To me, this issue really isn’t that complicated.  Unless otherwise stated by applicable law or administrative rules,  you should evaluate the legality of online advertisements in the same manner and using the same tools you would for advertisements placed in “traditional” media such as television, radio and direct mailing.  If you’re talking about a particular deal in a Facebook post, you should be prepared to offer disclosures required in your state.  If it looks like an ad, and it sounds like an ad, your state’s regulatory agencies are probably going to treat it like an ad.  Don’t rely on the vendor to tell you what is and isn’t kosher.  Merely doing something online does not shield you from requirements to comply with the law.  To the contrary, as more state and federal agencies catch on that the real action is happening online, they will examine your online activities with close scrutiny.  Don’t be caught unaware of what kinds of advertisements vendors are placing on your behalf and whether or not these advertisements comply with the law.

Worth noting, but largely absent from the Automotive News article cited above, is what happens with disputes arising from cross-border sales and what actions trigger your dealership finding itself within the jurisdiction of another state’s courts.  The circumstances triggering conflict of law and jurisdictional questions are not as far-fetched as you may think.  Suppose you have a dealership in Virginia and advertise a vehicle on eBay, a national listing website.  A customer in Illinois sees the vehicle and contacts your dealership.  You exchange emails and telephone calls, and the customer eventually agrees to purchase the vehicle.  What happens when the customer takes the vehicle back to his home in Illinois and a problem arises?  Do you answer to Illinois courts now regarding jurisdiction, or would the plaintiff have to bring suit in Virginia?  The answer is, as most are, complicated and depends largely on the facts of the transaction.  Needless to say the law is in a state of flux as more and more people shop in different states than their home states.  But, that’s a discussion for another post.
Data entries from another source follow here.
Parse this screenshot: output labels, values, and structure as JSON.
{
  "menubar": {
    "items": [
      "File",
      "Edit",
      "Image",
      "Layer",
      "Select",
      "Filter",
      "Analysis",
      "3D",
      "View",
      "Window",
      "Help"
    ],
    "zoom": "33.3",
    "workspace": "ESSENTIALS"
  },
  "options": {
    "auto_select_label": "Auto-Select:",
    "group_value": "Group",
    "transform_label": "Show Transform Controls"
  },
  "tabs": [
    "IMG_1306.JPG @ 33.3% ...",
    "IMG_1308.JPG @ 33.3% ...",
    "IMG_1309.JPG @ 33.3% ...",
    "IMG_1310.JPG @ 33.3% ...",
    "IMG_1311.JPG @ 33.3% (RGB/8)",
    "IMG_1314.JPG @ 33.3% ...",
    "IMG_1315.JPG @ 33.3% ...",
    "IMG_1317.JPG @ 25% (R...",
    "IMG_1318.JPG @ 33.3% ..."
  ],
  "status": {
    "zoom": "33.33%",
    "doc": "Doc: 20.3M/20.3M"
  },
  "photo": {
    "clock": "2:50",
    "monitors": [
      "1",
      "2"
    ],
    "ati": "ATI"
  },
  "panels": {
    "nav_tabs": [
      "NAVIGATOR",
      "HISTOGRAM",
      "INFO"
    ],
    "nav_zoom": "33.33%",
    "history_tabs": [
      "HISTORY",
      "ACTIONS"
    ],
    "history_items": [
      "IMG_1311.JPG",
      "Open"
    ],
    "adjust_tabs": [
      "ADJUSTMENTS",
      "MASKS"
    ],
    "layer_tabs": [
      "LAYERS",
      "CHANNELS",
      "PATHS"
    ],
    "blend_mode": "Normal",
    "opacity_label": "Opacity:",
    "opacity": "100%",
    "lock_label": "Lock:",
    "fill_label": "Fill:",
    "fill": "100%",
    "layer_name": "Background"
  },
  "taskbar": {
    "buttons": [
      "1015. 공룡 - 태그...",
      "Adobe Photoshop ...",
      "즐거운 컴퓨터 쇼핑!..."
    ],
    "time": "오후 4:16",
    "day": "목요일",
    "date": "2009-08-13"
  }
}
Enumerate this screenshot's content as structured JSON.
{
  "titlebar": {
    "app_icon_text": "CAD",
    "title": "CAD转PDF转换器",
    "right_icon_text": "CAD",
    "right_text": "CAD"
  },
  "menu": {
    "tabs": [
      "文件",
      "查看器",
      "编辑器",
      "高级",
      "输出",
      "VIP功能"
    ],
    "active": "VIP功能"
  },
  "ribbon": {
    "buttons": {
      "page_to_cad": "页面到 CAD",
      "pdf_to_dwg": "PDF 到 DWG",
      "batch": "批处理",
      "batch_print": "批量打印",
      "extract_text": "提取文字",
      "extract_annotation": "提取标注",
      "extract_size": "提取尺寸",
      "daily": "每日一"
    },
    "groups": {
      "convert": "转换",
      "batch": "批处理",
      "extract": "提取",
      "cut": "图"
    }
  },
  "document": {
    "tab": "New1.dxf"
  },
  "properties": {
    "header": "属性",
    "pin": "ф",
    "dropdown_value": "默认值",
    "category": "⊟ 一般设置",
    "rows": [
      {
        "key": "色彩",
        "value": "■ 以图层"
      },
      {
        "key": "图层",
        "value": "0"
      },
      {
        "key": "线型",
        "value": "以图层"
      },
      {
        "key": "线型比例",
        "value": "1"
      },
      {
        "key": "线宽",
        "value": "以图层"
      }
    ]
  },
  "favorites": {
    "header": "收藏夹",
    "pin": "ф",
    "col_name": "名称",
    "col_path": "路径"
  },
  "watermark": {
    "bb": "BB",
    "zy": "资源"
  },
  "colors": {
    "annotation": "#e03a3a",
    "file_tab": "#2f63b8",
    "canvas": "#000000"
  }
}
Source:  Automotive News

Image Source:  SheKnows

The Six Online Steps On The Road To The Sale – Drivingsales.com

The Six Online Steps On The Road To The Sale – Drivingsales.com

This article, written by Keith Shetterly and posted to Drivingsales is probably one of the best written that analogizes in-store sales processes with online sales processes.  It made me think about online processes in a new way.